What are they?

Multi-dose vials contain more than one dose of a medicine/vaccine in a single vial. Whilst all vaccines on the National Immunisation Program are single-use preparations, BCG vaccines and COVID-19 vaccines are available in multi-dose vials in Australia. Multi-dose vials are more economical, take less time to manufacture and require less storage space than single-use preparations, however, there is an increased risk of infection control breaches associated with their use.

Infection control principles

There is an increased risk of blood-borne viruses or bacterial contamination with the use of multi-dose vials due to an increased risk of cross contamination. These risks can be mitigated by:

  • Maintaining standard principles of infection control and strict aseptic technique when accessing multi-dose vials
  • Preparing doses of vaccines from multi-dose vials in a clean, designated medication preparation area
  • Cleaning the stopper with an alcohol swab and allowing to dry every time the vial is accessed
  • Using a new, sterile syringe and needle each time the vial is accessed. Needles should never be left inside the vial
  • Discarding a multi-dose vial if the vaccine’s integrity or sterility is compromised

Storage and usage

  • Follow the manufacturer’s recommendations for refrigeration, storage, usage timeframes and expiry dates. Protect from sunlight and freezing where required.
  • Always label a multi-dose vial with the date and time of first access or reconstitution
  • The expiry date is the date after which an unused multi-dose vial should be discarded
  • The use by date is the date after which a multi-dose vial that has been accessed should no longer be used. A use by date supercedes the expiry date
  • Check reconstituted vaccines for signs of deterioration, such as a change in colour or clarity. If there are signs of deterioration, refer to the vaccine product information. Do not use the vaccine

Multi-dose vials that require reconstitution

  • Only the recommended diluent should be used to reconstitute a multi-dose vial
  • Introduce the diluent down the side of the vial to avoid foaming or potentially denaturing the vaccine. Mix gently with a careful swirling motion. Do not shake
  • Give reconstituted vaccines as soon as practicable after reconstituting. This is because reconstituted vaccines may deteriorate rapidly
  • Once accessed, label the multi-dose vial with the date and time of reconstitution

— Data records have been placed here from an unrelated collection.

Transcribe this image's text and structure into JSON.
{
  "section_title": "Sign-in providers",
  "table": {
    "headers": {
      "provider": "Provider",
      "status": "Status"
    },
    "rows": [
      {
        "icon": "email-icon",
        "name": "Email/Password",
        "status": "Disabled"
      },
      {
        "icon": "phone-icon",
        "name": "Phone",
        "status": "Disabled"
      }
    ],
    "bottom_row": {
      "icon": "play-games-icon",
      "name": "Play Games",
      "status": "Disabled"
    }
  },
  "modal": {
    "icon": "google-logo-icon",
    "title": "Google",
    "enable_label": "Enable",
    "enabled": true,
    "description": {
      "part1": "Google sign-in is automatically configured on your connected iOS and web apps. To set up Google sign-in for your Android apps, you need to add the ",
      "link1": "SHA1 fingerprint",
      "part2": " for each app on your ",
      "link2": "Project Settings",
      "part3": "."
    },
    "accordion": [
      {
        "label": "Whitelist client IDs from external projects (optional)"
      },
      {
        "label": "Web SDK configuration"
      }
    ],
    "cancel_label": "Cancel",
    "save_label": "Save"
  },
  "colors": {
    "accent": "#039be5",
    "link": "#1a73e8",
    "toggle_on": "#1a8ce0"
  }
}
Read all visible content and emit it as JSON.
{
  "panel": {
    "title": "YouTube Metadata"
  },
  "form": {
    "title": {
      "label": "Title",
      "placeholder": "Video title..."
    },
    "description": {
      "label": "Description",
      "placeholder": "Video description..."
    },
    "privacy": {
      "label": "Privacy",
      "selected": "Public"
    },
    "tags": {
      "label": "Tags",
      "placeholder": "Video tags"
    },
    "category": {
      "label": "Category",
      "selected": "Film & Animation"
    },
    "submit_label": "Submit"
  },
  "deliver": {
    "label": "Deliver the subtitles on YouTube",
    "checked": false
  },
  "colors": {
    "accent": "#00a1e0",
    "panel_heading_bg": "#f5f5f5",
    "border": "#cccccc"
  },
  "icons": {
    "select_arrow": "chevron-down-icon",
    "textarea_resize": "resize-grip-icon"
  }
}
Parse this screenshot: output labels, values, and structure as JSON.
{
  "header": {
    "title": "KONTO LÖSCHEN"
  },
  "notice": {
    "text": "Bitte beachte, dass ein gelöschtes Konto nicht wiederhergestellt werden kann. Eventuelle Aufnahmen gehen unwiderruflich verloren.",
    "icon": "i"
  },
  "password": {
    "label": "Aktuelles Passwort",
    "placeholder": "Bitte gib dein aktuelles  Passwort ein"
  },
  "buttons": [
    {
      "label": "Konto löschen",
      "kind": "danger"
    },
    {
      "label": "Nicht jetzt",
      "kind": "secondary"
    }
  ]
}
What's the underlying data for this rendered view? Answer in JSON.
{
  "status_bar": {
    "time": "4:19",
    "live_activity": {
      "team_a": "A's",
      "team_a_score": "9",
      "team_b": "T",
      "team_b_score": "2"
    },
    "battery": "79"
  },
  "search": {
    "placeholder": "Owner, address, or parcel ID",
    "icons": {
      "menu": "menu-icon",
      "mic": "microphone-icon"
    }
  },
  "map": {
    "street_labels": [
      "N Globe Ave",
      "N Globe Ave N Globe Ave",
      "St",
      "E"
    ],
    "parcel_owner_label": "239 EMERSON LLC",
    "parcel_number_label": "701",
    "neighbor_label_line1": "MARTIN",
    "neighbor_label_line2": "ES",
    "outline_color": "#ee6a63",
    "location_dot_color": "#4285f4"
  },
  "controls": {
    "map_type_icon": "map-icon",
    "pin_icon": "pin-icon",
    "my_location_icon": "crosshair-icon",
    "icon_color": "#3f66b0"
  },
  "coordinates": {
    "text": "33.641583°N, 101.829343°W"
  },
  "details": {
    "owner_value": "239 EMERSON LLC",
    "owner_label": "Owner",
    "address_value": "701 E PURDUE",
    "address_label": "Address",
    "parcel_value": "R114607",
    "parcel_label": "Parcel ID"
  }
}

Pre-filling syringes

Pre-preparing syringes with vaccines is not recommended for several reasons:

  • The uncertainty of vaccine stability
  • The risk of contamination
  • Increased risk of potential errors in administration
  • Potential vaccine wastage

If you are in a setting where pre-preparing multiple doses is required, then only draw up the number of doses necessary to keep the immunisation session running efficiently. These doses must be labelled with the date and time the vial was accessed and should be used as soon as possible, ensuring that the cold chain is maintained.

Principles of administration

  • Attach a new, sterile, disposable injecting needle of appropriate size and length to administer the vaccine
  • Be careful not to prime the needle with any of the vaccine as this can increase the risk of injection site reactions
  • Administer the vaccine as soon as practicable after drawing it up
  • Discard multi-dose vials at the end of an Immunisation session/6 hours after accessing (whichever is sooner) or according to manufacturer’s guidelines
  • Refer to the product information to determine the specified timeframe the vaccine must be used by once the vial has been accessed

Resources

Authors: Francesca Machingaifa (MVEC Education Nurse Coordinator) and Rachael McGuire (MVEC Education Nurse Coordinator)

Date: February 2021

Materials in this section are updated as new information and vaccines become available. The Melbourne Vaccine Education Centre (MVEC) staff regularly reviews materials for accuracy.

You should not consider the information in this site to be specific, professional medical advice for your personal health or for your family’s personal health. For medical concerns, including decisions about vaccinations, medications and other treatments, you should always consult a healthcare professional.